"Request @YESBANK @TheOfficialSBI to provide interest free moratorium for EMIs due to #COVID19outbreak till normal business atmosphere is restored."
"dear @TheOfficialSBI Do you give a 2 month moratorium on loan repayments? Critical for daily wage, farmers and entrepreneurs at this point of time! The salaried class does not get impacted."

Branch related concerns pertain to bank branch specific complaints or queries. These are mostly centred around customer services provided by the banks at each of their branches. Few examples would be:

"@ICICIBank @ICICIBank_Care Very poor service delivery by ICICI Bank Bhabua Branch, Bihar. They are not taking customer concern seriously and only bypass the customer issues they are least bothered to help to the customer. How Bank like ICICI hire these kind of senseless people's."
"@HDFC_Bank @HDFCBank_Cares Due to some reasons my account was blocked including my net banking. Now to reactivate it I need to visit branch. But due to curfew in my area I am not able to visit branch. Please help me out. Thank you"

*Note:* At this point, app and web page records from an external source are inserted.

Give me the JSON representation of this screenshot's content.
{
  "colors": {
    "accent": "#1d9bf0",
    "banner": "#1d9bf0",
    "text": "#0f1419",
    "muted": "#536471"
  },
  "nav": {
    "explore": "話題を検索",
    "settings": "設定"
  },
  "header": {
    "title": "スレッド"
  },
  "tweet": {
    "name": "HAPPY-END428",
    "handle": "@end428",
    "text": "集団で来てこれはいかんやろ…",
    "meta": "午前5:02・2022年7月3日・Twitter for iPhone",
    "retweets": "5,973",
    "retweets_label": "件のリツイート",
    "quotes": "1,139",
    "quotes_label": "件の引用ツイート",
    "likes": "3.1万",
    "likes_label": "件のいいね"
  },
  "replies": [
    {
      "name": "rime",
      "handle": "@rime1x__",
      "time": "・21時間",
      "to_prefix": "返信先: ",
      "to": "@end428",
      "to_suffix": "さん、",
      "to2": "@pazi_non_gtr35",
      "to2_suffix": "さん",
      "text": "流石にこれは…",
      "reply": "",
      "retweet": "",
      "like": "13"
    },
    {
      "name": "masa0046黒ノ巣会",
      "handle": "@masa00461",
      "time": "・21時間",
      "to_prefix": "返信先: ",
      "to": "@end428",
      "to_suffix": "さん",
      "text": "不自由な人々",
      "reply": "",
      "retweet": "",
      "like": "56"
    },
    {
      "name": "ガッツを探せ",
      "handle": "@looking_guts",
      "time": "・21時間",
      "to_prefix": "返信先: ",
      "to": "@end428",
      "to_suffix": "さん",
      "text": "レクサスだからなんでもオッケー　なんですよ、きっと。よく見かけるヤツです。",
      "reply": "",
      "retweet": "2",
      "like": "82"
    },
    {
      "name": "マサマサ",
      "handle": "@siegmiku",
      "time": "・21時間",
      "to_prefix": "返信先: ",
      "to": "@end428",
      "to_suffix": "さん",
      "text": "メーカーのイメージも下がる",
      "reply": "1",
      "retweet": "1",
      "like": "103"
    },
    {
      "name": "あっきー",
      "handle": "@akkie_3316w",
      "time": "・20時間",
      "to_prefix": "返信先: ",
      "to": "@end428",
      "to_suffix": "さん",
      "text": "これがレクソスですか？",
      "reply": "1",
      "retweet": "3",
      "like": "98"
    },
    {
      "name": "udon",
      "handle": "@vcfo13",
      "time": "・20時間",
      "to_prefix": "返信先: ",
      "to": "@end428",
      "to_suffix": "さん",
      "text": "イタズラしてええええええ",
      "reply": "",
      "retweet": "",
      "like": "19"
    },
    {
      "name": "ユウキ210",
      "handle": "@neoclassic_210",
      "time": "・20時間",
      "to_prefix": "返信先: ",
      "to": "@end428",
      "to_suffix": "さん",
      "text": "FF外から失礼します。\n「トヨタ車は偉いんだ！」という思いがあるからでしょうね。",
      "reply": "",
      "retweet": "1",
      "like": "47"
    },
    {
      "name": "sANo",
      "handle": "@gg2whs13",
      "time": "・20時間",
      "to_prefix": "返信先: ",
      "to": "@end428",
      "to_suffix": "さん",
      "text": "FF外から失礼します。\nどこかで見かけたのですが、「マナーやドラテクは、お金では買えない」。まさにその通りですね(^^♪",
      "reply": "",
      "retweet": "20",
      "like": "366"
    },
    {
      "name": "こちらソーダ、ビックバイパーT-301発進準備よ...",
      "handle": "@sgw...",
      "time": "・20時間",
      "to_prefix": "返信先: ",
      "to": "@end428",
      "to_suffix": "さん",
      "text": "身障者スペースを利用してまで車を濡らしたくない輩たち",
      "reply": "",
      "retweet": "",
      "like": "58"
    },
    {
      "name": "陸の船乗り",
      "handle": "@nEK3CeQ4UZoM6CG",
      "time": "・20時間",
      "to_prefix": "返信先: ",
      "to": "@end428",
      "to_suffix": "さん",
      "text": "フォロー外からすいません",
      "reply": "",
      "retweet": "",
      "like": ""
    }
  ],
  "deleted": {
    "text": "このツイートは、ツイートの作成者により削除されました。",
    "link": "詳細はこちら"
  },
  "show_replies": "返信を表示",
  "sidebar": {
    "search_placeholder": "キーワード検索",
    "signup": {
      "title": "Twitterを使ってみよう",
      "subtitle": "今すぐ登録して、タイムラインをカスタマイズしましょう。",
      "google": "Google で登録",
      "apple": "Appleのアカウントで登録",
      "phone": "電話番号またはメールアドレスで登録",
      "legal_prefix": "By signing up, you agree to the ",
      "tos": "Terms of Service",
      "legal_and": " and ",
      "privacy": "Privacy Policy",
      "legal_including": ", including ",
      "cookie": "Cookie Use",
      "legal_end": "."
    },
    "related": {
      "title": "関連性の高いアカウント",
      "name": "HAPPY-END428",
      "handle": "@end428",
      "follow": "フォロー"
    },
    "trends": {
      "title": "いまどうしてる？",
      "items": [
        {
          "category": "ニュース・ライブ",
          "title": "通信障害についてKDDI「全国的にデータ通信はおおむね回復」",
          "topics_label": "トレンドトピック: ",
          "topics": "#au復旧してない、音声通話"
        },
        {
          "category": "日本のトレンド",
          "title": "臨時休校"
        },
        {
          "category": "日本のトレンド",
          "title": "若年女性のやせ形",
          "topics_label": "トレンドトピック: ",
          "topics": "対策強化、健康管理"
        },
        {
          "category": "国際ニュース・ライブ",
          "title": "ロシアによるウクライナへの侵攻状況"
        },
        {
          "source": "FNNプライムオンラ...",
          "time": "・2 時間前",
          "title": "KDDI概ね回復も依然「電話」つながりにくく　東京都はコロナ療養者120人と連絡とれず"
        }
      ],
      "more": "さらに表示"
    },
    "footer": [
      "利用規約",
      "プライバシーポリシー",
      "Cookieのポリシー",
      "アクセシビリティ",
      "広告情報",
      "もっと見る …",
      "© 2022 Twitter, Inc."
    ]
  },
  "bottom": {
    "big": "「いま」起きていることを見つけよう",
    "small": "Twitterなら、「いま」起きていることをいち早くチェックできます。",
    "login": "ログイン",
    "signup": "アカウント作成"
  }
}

The decrease in the terms appearing in this category indicates how because of lockdown, concerns with bank branches have reduced due to limited access.

A limited exercise such as this highlights an often seen challenge in India. The Reserve Bank of India had announced various measures to ease the economic constraints for households in India. However, banks did not follow suit and communicate this well enough, soon enough. Naturally, annual aggregate information on consumer complaints cannot capture the timing aspect of consumer grievances. An approach to monitoring platforms where the public air their grievances may, therefore, be fruitful in understanding the speed and extent to which regulatory actions translate into ground realities.

Conclusion and limitations

An analysis of the Twitter feed suggests that there were substantial frictions faced in the access to and use of financial products. While K-means clustering is a straightforward approach to classifying tweets, more advanced approaches will allow for separating grievances from "opinions", improving the precision of these estimates. Twitter information, though helpful as a "leading indicator", may only be representative if the only difference between different sub-groups of the Indian population is channels and language of communication. However, this may not be necessarily true -- especially for the previously unbanked population. Therefore we need a far more systematic measurement of grievance incidence ever to be able to solve them. Twitter, however, can complement this systematic measurement infrastructure with a timely indication of pressure points in the retail financial infrastructure.

India has made significant strides on financial inclusion. However, our progress on building systems of grievance redress is limited. Universal financial inclusion will generate more number of frictions, especially for households that have either never used formal finance or have limited dependence on it. One such example would be that of migrants, daily wage earners and other informal sector workers who are dependant on cash withdrawals and are facing problems with new payment systems such as Aadhar enabled Payment System (AePS) transactions. The grievance landscape is certainly more complex than what Twitter may capture. Frictions faced by households may be as simple as money getting stuck in an ATM, as complex as being mis-sold an insurance policy, or as devastating as stolen bank deposits. If there is no recourse to solving these problems, then not only is there a welfare loss to the individual concerned, but also damage to the larger trust in the system. Sustained universal financial inclusion, therefore, requires investments in systems of grievance redress.


Kusan Biswas, Renuka Sane, and Mithila A. Sarah are researchers at NIPFP. Vimal Balasubramaniam is a researcher at Queen Mary University of London. We thank Hemen Sampat for useful comments.